THE TASK:
Here are some entries. Print them exactly as they are.

Dataset rows describing interfaces:

☆ ☆ ☆

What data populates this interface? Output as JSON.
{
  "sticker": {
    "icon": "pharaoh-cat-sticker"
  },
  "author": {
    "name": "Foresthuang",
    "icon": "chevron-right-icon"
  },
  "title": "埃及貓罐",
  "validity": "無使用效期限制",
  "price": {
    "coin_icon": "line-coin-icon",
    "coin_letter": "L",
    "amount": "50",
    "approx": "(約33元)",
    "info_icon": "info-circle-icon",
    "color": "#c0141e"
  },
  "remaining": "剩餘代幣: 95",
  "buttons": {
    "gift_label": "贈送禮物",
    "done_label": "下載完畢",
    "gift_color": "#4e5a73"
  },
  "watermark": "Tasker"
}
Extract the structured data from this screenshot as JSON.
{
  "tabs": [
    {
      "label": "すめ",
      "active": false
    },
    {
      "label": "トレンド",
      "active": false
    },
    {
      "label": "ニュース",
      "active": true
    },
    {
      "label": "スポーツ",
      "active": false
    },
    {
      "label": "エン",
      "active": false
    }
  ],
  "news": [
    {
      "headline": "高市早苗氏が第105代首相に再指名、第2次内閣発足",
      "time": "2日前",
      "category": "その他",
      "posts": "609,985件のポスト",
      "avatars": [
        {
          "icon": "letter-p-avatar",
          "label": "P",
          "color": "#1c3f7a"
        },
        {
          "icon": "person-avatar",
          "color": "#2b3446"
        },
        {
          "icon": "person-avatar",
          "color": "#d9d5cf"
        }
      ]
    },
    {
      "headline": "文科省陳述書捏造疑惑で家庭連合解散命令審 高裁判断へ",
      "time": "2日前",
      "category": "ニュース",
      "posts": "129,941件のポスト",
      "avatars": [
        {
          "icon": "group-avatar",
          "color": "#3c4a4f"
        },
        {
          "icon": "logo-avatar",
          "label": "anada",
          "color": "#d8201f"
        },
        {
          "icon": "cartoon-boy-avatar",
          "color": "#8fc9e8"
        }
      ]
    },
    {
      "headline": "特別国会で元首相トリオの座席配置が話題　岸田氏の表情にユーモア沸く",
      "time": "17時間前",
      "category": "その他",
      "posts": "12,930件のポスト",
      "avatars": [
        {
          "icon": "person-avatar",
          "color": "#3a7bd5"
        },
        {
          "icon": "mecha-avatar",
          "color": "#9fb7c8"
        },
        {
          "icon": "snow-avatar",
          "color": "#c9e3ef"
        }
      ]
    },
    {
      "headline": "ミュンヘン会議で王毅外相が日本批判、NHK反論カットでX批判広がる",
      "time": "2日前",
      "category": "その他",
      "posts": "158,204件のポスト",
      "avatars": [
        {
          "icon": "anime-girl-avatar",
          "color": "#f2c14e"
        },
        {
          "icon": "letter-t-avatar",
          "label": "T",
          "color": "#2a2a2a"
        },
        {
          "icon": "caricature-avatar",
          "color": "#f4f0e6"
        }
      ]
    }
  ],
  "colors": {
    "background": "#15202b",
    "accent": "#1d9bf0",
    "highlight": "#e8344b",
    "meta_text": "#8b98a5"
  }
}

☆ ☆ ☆

RESULT:
What data populates this interface? Output as JSON.
{
  "sticker": {
    "icon": "pharaoh-cat-sticker"
  },
  "author": {
    "name": "Foresthuang",
    "icon": "chevron-right-icon"
  },
  "title": "埃及貓罐",
  "validity": "無使用效期限制",
  "price": {
    "coin_icon": "line-coin-icon",
    "coin_letter": "L",
    "amount": "50",
    "approx": "(約33元)",
    "info_icon": "info-circle-icon",
    "color": "#c0141e"
  },
  "remaining": "剩餘代幣: 95",
  "buttons": {
    "gift_label": "贈送禮物",
    "done_label": "下載完畢",
    "gift_color": "#4e5a73"
  },
  "watermark": "Tasker"
}
Extract the structured data from this screenshot as JSON.
{
  "tabs": [
    {
      "label": "すめ",
      "active": false
    },
    {
      "label": "トレンド",
      "active": false
    },
    {
      "label": "ニュース",
      "active": true
    },
    {
      "label": "スポーツ",
      "active": false
    },
    {
      "label": "エン",
      "active": false
    }
  ],
  "news": [
    {
      "headline": "高市早苗氏が第105代首相に再指名、第2次内閣発足",
      "time": "2日前",
      "category": "その他",
      "posts": "609,985件のポスト",
      "avatars": [
        {
          "icon": "letter-p-avatar",
          "label": "P",
          "color": "#1c3f7a"
        },
        {
          "icon": "person-avatar",
          "color": "#2b3446"
        },
        {
          "icon": "person-avatar",
          "color": "#d9d5cf"
        }
      ]
    },
    {
      "headline": "文科省陳述書捏造疑惑で家庭連合解散命令審 高裁判断へ",
      "time": "2日前",
      "category": "ニュース",
      "posts": "129,941件のポスト",
      "avatars": [
        {
          "icon": "group-avatar",
          "color": "#3c4a4f"
        },
        {
          "icon": "logo-avatar",
          "label": "anada",
          "color": "#d8201f"
        },
        {
          "icon": "cartoon-boy-avatar",
          "color": "#8fc9e8"
        }
      ]
    },
    {
      "headline": "特別国会で元首相トリオの座席配置が話題　岸田氏の表情にユーモア沸く",
      "time": "17時間前",
      "category": "その他",
      "posts": "12,930件のポスト",
      "avatars": [
        {
          "icon": "person-avatar",
          "color": "#3a7bd5"
        },
        {
          "icon": "mecha-avatar",
          "color": "#9fb7c8"
        },
        {
          "icon": "snow-avatar",
          "color": "#c9e3ef"
        }
      ]
    },
    {
      "headline": "ミュンヘン会議で王毅外相が日本批判、NHK反論カットでX批判広がる",
      "time": "2日前",
      "category": "その他",
      "posts": "158,204件のポスト",
      "avatars": [
        {
          "icon": "anime-girl-avatar",
          "color": "#f2c14e"
        },
        {
          "icon": "letter-t-avatar",
          "label": "T",
          "color": "#2a2a2a"
        },
        {
          "icon": "caricature-avatar",
          "color": "#f4f0e6"
        }
      ]
    }
  ],
  "colors": {
    "background": "#15202b",
    "accent": "#1d9bf0",
    "highlight": "#e8344b",
    "meta_text": "#8b98a5"
  }
}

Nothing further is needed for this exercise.